Trading Not to Lose

Trading not to lose is an issue almost every trader will face at some point in their trading career. Ultimately, great traders, athletes, pokertrading not to lose players, or anyone at the top of their field, share one similar trait: they aren’t afraid to lose. They go after it, have a killer instinct, and want to take every opportunity they can to implement what they have practiced and studied.

Trading Not to Lose is Fear-Based Trading

As traders, we want to respect the market, but not fear it. It’s neither our ally nor our enemy; it’s a neutral sea of both potential and risk. Trading out of fear means we are too focused on the risk, and are unlikely to capitalize fully on the potential.

Losses aren’t taken when the stop loss level is reached. The loss is allowed to run, resulting in bigger losses than planned. Fear is a tricky thing in that it can cause us to get more of the very thing we are trying to avoid. When we are afraid to take a loss–because we haven’t fully accepted that losses are a natural and regular occurrence in trading–we may actually try to avoid taking losses and thus run our accounts into the ground. This is an element of “loss aversion.” It’s important to understand, on a belief level, that losses are part of trading. They can’t be avoided, and trying to avoid them may actually cause more damage.

These are symptoms of trading not lose. Trading not to lose is a product of focusing on whether we win or whether we lose. But winning or losing actually shouldn’t be our focus.

As traders, it’s our job to come up with (or learn) strategies, develop a trading plan, and then rigorously test that plan for profitability and our ability to personally implement the plan.

Once we have a plan, our goal is to trade according to that proven plan. The plan is researched, backtested and/or traded in a demo account, and then traded live with small amounts of capital until the plan is proven successful. Wins and losses take care of themselves. While we are trading we can’t care about wins and losses…we only care about following our plan and trading every valid opportunity our trading plan gives us.

When we aren’t trading that is when we can look at our wins, losses, profitability, and trading stats to possibly make adjustments if needed to the plan. But this doesn’t occur during trading; while trading and holding positions our focus is only implementing our plan.

This is easier said than done

While winning is the ambition of traders, “not losing” actually ends up being the dominant factor that affects trader’s decisions. This is because it is very easy to have knowledge of risk, but it is something entirely different to believe you can overcome it. This requires an internal “belief” change, not just knowing that a change is required

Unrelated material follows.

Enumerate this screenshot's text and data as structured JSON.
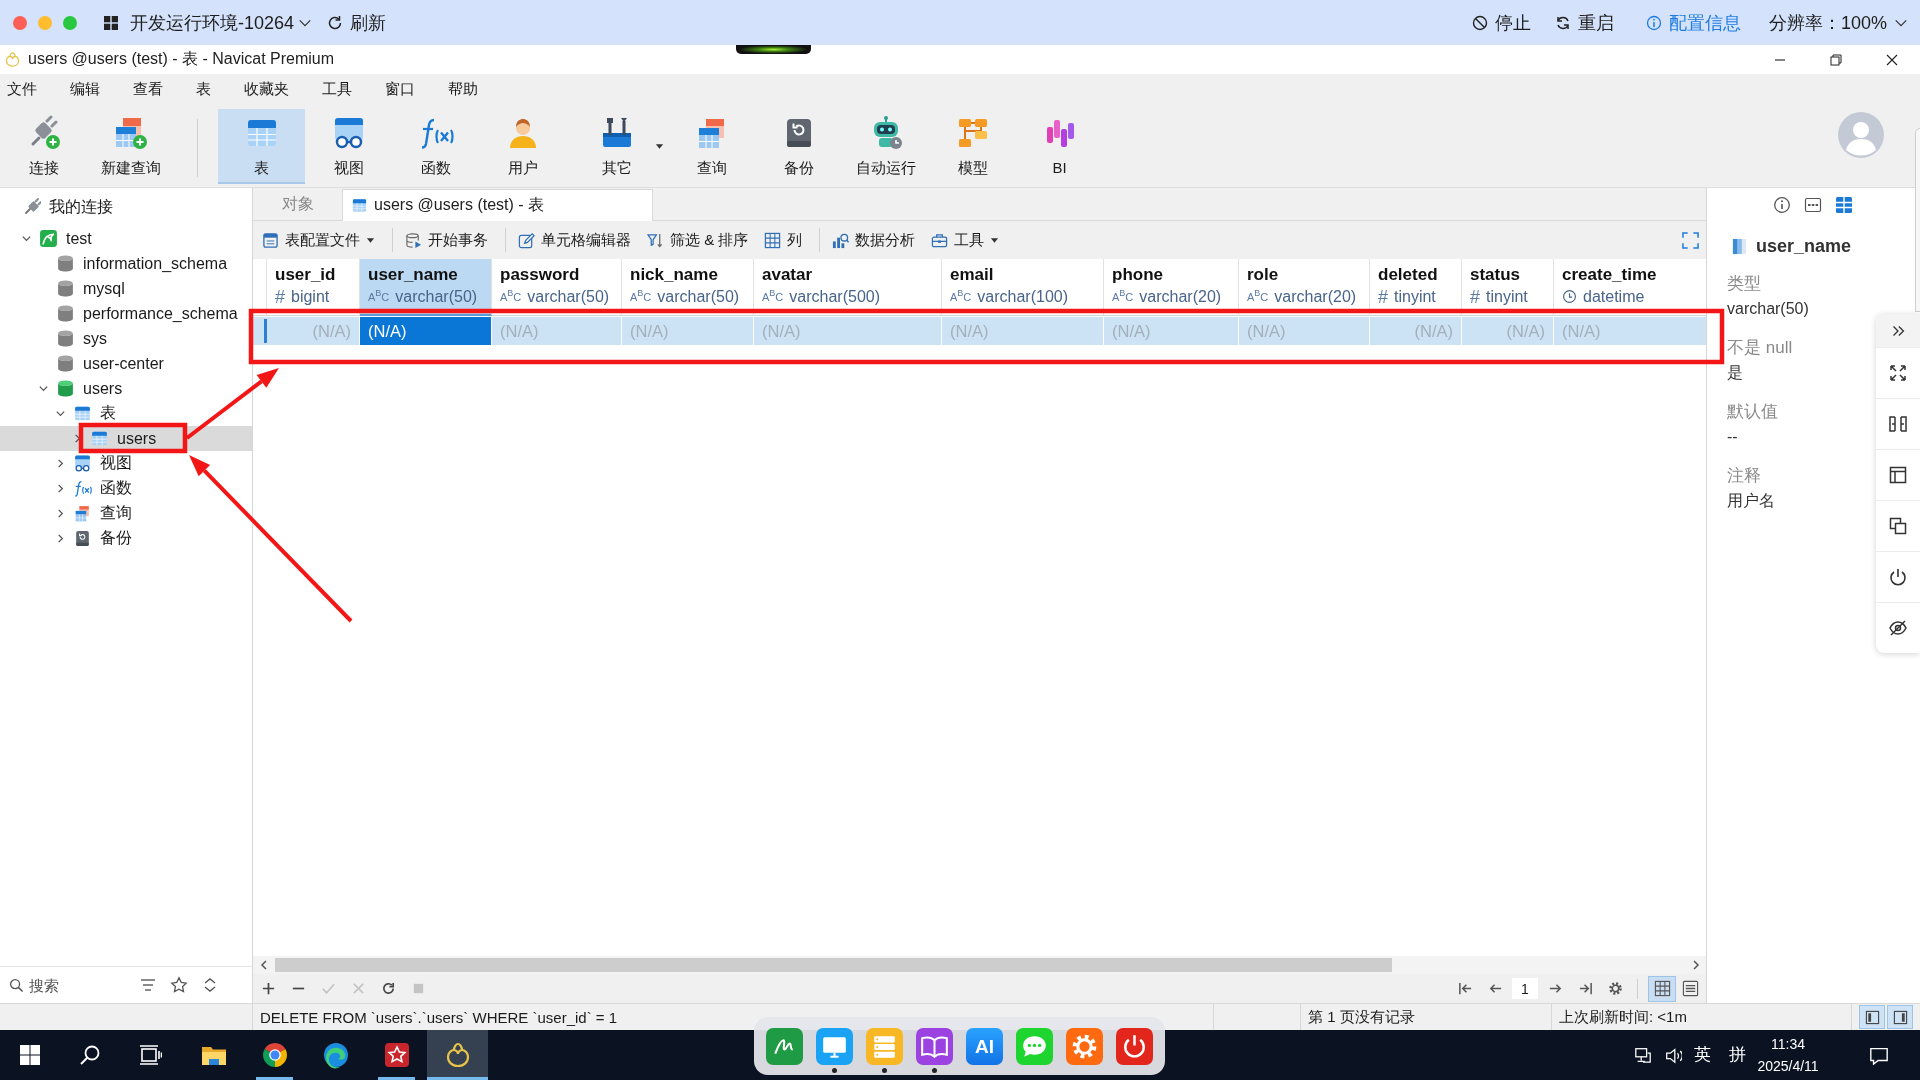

If you never trade through a losing streak, and instead change methods or make adjustments as soon as you have a few losses, it’s likely you’ll never attain any consistent success. Consistent success comes from relentlessly executing the advantageous probability of your strategy. No matter how that edge occurs, a strategy has an edge or it doesn’t. If it has one, you have to keep trading it.

Consider the following monthly returns for a swing trading system. Each month has multiple trades in it, so losing months typically mean there was a stretch of losing trades.

If you believe your strategy has a 60% win ratio, think about all the different ways that could be distributed over 100 trades. Theoretically, you could lose your first 40 trades in a row and then win the next 60. Likely the results will be more randomized than that, but when you place tens of thousands of trades over a trading career you’re likely to see statistics play out in seemingly bizarre ways. If you fall into the trap of thinking you need to change your strategy every time you hit a trading losing streak, you’ll never succeed long-term.